Lists

This item is not listed on Wikipedia, on a reading list or among the top items on IDEAS.

Statistics

Access and download statistics

Corrections

When requesting a correction, please mention this item's handle: RePEc:nbr:nberwo:18111. See general information about how to correct material in RePEc.

For technical questions regarding this item, or to correct its authors, title, abstract, bibliographic or download information, contact: ().

If you have authored this item and are not yet registered with RePEc, we encourage you to do it here. This allows to link your profile to this item. It also allows you to accept potential citations to this item that we are uncertain about.

If references are entirely missing, you can add them using this form.

If the full references list an item that is present in RePEc, but the system did not link to it, you can help with this form.

If you know of missing items citing this one, you can help us creating those links by adding the relevant references in the same way as above, for each refering item.
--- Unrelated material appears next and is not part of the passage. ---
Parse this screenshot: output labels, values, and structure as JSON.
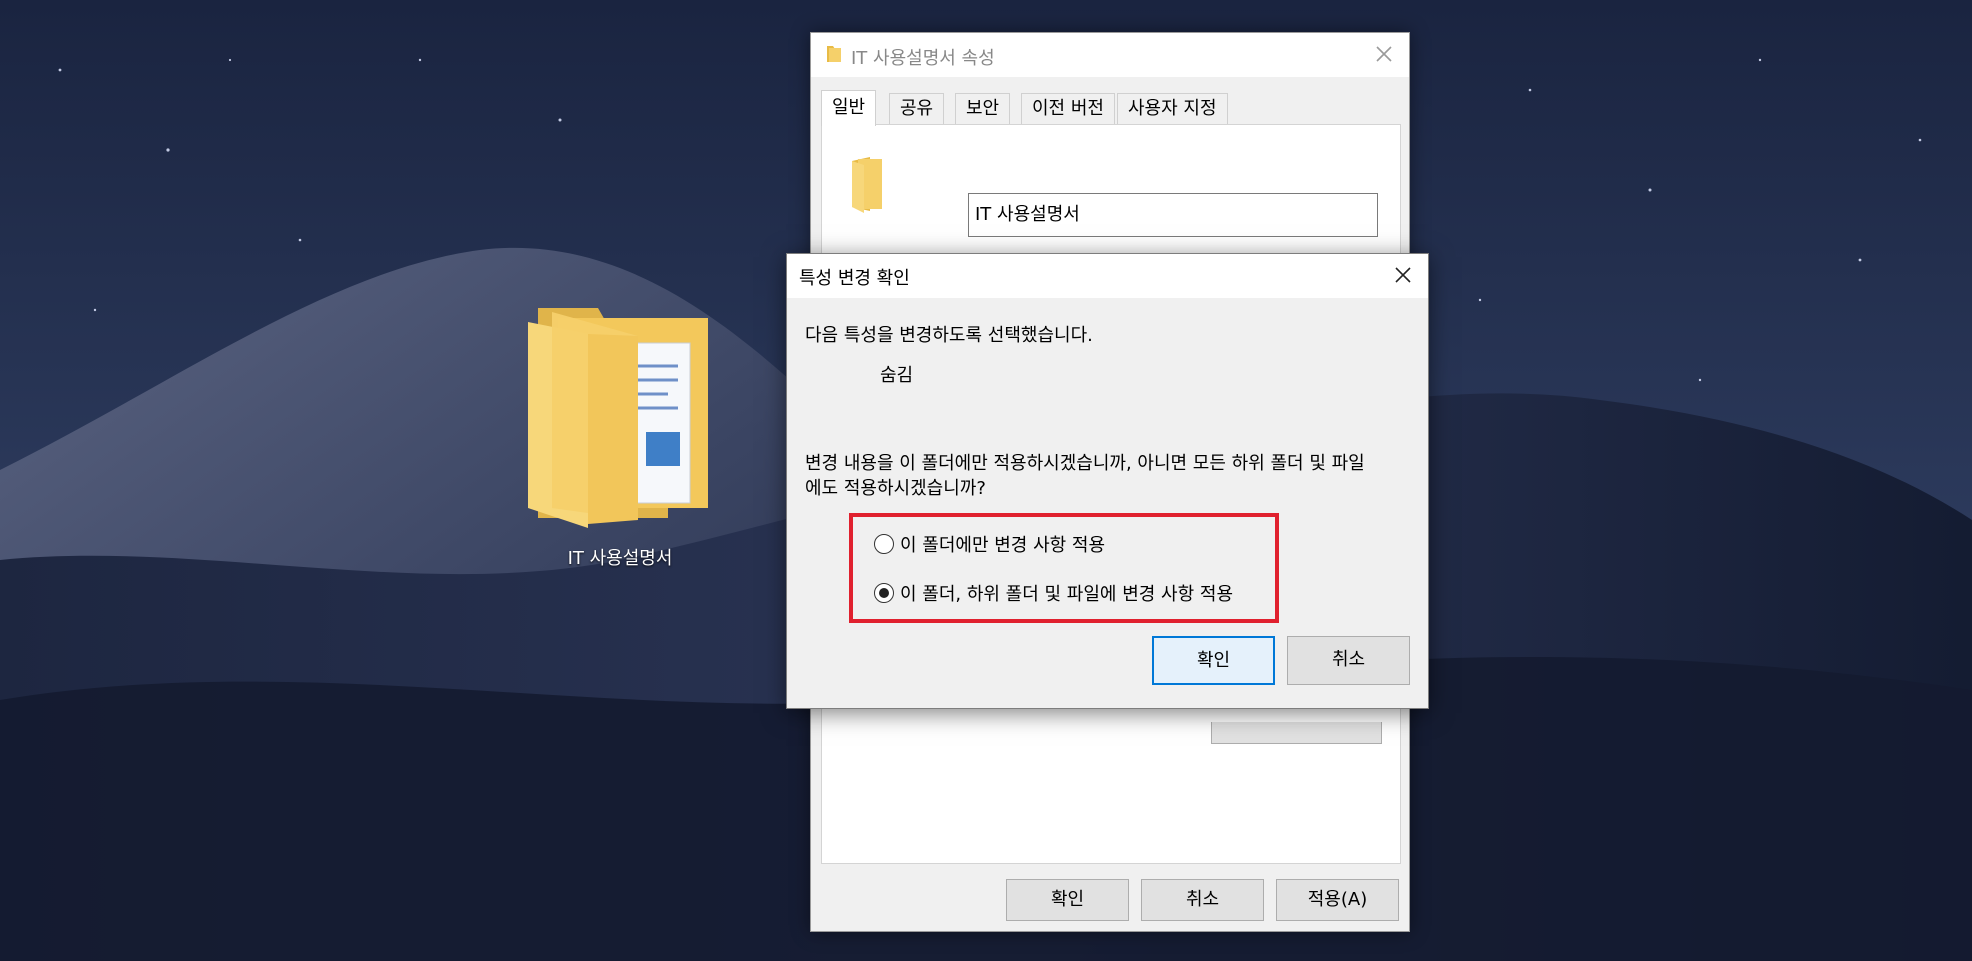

If you are a registered author of this item, you may also want to check the "citations" tab in your profile, as there may be some citations waiting for confirmation.

Please note that corrections may take a couple of weeks to filter through the various RePEc services.